### [Problem to solve]
These entries are to be retyped in full, word for word.

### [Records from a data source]
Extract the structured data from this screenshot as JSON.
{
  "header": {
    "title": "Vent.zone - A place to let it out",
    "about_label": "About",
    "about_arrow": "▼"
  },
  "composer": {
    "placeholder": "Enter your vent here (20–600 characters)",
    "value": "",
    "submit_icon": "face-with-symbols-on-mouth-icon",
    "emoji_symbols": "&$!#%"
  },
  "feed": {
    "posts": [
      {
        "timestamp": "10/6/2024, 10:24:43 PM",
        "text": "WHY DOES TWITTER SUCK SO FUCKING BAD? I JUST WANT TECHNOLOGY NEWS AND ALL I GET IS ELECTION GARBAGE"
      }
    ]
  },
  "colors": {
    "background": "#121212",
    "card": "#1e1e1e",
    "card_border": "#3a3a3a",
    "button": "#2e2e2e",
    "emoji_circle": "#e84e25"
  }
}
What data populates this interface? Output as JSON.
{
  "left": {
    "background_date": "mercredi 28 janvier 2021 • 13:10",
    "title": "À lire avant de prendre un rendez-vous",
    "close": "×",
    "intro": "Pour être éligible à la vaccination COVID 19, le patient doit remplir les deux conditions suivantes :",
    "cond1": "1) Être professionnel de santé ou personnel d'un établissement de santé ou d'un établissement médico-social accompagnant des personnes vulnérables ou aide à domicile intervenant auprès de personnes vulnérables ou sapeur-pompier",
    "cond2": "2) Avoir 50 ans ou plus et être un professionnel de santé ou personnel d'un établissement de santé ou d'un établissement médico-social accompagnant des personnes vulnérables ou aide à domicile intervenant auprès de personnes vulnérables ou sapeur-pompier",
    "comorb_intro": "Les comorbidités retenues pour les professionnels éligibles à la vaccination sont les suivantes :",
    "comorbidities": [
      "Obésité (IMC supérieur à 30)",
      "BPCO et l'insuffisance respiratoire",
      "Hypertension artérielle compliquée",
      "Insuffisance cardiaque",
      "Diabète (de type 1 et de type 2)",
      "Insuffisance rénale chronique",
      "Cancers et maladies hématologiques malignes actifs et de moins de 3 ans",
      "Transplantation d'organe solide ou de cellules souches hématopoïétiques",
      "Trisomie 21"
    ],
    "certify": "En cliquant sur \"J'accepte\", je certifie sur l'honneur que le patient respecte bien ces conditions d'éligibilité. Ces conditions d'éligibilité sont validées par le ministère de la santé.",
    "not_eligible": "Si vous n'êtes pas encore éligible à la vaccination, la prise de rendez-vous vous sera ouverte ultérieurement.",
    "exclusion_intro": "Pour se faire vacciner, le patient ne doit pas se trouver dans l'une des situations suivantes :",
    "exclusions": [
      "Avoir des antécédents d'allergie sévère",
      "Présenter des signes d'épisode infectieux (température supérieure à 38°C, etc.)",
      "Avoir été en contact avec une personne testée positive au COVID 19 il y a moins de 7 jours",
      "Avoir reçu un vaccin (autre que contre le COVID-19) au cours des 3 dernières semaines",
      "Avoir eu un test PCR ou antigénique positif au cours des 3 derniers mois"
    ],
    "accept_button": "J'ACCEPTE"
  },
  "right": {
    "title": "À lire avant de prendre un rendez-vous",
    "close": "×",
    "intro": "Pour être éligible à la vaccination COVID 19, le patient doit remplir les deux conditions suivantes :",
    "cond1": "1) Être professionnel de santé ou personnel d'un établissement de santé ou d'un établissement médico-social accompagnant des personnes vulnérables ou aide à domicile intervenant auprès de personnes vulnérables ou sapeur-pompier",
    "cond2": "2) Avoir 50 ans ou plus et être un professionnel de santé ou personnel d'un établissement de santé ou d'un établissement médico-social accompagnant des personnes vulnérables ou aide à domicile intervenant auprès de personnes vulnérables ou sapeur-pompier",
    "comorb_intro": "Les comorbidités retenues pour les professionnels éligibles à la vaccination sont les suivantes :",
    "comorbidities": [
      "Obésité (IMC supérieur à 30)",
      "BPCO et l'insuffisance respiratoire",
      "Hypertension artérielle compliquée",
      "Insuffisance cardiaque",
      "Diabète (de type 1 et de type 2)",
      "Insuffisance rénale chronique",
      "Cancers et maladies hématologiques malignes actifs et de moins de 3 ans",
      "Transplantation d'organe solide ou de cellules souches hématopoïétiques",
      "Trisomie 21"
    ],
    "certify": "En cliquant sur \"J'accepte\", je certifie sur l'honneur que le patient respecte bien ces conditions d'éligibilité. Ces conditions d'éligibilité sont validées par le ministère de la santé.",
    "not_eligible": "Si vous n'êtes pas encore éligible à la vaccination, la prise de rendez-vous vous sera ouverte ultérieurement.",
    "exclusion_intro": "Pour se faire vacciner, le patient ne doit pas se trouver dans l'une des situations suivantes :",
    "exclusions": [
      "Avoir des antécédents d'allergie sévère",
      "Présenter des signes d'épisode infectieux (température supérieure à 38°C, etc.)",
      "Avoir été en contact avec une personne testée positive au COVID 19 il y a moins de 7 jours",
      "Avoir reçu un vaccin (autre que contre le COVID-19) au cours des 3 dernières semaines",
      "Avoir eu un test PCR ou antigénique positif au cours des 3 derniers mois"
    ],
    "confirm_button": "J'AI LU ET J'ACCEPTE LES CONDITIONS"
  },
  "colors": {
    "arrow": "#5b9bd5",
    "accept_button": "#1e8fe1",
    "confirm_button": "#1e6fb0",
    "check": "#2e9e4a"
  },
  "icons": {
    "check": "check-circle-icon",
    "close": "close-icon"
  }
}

### [Finished exercise]
Extract the structured data from this screenshot as JSON.
{
  "header": {
    "title": "Vent.zone - A place to let it out",
    "about_label": "About",
    "about_arrow": "▼"
  },
  "composer": {
    "placeholder": "Enter your vent here (20–600 characters)",
    "value": "",
    "submit_icon": "face-with-symbols-on-mouth-icon",
    "emoji_symbols": "&$!#%"
  },
  "feed": {
    "posts": [
      {
        "timestamp": "10/6/2024, 10:24:43 PM",
        "text": "WHY DOES TWITTER SUCK SO FUCKING BAD? I JUST WANT TECHNOLOGY NEWS AND ALL I GET IS ELECTION GARBAGE"
      }
    ]
  },
  "colors": {
    "background": "#121212",
    "card": "#1e1e1e",
    "card_border": "#3a3a3a",
    "button": "#2e2e2e",
    "emoji_circle": "#e84e25"
  }
}
What data populates this interface? Output as JSON.
{
  "left": {
    "background_date": "mercredi 28 janvier 2021 • 13:10",
    "title": "À lire avant de prendre un rendez-vous",
    "close": "×",
    "intro": "Pour être éligible à la vaccination COVID 19, le patient doit remplir les deux conditions suivantes :",
    "cond1": "1) Être professionnel de santé ou personnel d'un établissement de santé ou d'un établissement médico-social accompagnant des personnes vulnérables ou aide à domicile intervenant auprès de personnes vulnérables ou sapeur-pompier",
    "cond2": "2) Avoir 50 ans ou plus et être un professionnel de santé ou personnel d'un établissement de santé ou d'un établissement médico-social accompagnant des personnes vulnérables ou aide à domicile intervenant auprès de personnes vulnérables ou sapeur-pompier",
    "comorb_intro": "Les comorbidités retenues pour les professionnels éligibles à la vaccination sont les suivantes :",
    "comorbidities": [
      "Obésité (IMC supérieur à 30)",
      "BPCO et l'insuffisance respiratoire",
      "Hypertension artérielle compliquée",
      "Insuffisance cardiaque",
      "Diabète (de type 1 et de type 2)",
      "Insuffisance rénale chronique",
      "Cancers et maladies hématologiques malignes actifs et de moins de 3 ans",
      "Transplantation d'organe solide ou de cellules souches hématopoïétiques",
      "Trisomie 21"
    ],
    "certify": "En cliquant sur \"J'accepte\", je certifie sur l'honneur que le patient respecte bien ces conditions d'éligibilité. Ces conditions d'éligibilité sont validées par le ministère de la santé.",
    "not_eligible": "Si vous n'êtes pas encore éligible à la vaccination, la prise de rendez-vous vous sera ouverte ultérieurement.",
    "exclusion_intro": "Pour se faire vacciner, le patient ne doit pas se trouver dans l'une des situations suivantes :",
    "exclusions": [
      "Avoir des antécédents d'allergie sévère",
      "Présenter des signes d'épisode infectieux (température supérieure à 38°C, etc.)",
      "Avoir été en contact avec une personne testée positive au COVID 19 il y a moins de 7 jours",
      "Avoir reçu un vaccin (autre que contre le COVID-19) au cours des 3 dernières semaines",
      "Avoir eu un test PCR ou antigénique positif au cours des 3 derniers mois"
    ],
    "accept_button": "J'ACCEPTE"
  },
  "right": {
    "title": "À lire avant de prendre un rendez-vous",
    "close": "×",
    "intro": "Pour être éligible à la vaccination COVID 19, le patient doit remplir les deux conditions suivantes :",
    "cond1": "1) Être professionnel de santé ou personnel d'un établissement de santé ou d'un établissement médico-social accompagnant des personnes vulnérables ou aide à domicile intervenant auprès de personnes vulnérables ou sapeur-pompier",
    "cond2": "2) Avoir 50 ans ou plus et être un professionnel de santé ou personnel d'un établissement de santé ou d'un établissement médico-social accompagnant des personnes vulnérables ou aide à domicile intervenant auprès de personnes vulnérables ou sapeur-pompier",
    "comorb_intro": "Les comorbidités retenues pour les professionnels éligibles à la vaccination sont les suivantes :",
    "comorbidities": [
      "Obésité (IMC supérieur à 30)",
      "BPCO et l'insuffisance respiratoire",
      "Hypertension artérielle compliquée",
      "Insuffisance cardiaque",
      "Diabète (de type 1 et de type 2)",
      "Insuffisance rénale chronique",
      "Cancers et maladies hématologiques malignes actifs et de moins de 3 ans",
      "Transplantation d'organe solide ou de cellules souches hématopoïétiques",
      "Trisomie 21"
    ],
    "certify": "En cliquant sur \"J'accepte\", je certifie sur l'honneur que le patient respecte bien ces conditions d'éligibilité. Ces conditions d'éligibilité sont validées par le ministère de la santé.",
    "not_eligible": "Si vous n'êtes pas encore éligible à la vaccination, la prise de rendez-vous vous sera ouverte ultérieurement.",
    "exclusion_intro": "Pour se faire vacciner, le patient ne doit pas se trouver dans l'une des situations suivantes :",
    "exclusions": [
      "Avoir des antécédents d'allergie sévère",
      "Présenter des signes d'épisode infectieux (température supérieure à 38°C, etc.)",
      "Avoir été en contact avec une personne testée positive au COVID 19 il y a moins de 7 jours",
      "Avoir reçu un vaccin (autre que contre le COVID-19) au cours des 3 dernières semaines",
      "Avoir eu un test PCR ou antigénique positif au cours des 3 derniers mois"
    ],
    "confirm_button": "J'AI LU ET J'ACCEPTE LES CONDITIONS"
  },
  "colors": {
    "arrow": "#5b9bd5",
    "accept_button": "#1e8fe1",
    "confirm_button": "#1e6fb0",
    "check": "#2e9e4a"
  },
  "icons": {
    "check": "check-circle-icon",
    "close": "close-icon"
  }
}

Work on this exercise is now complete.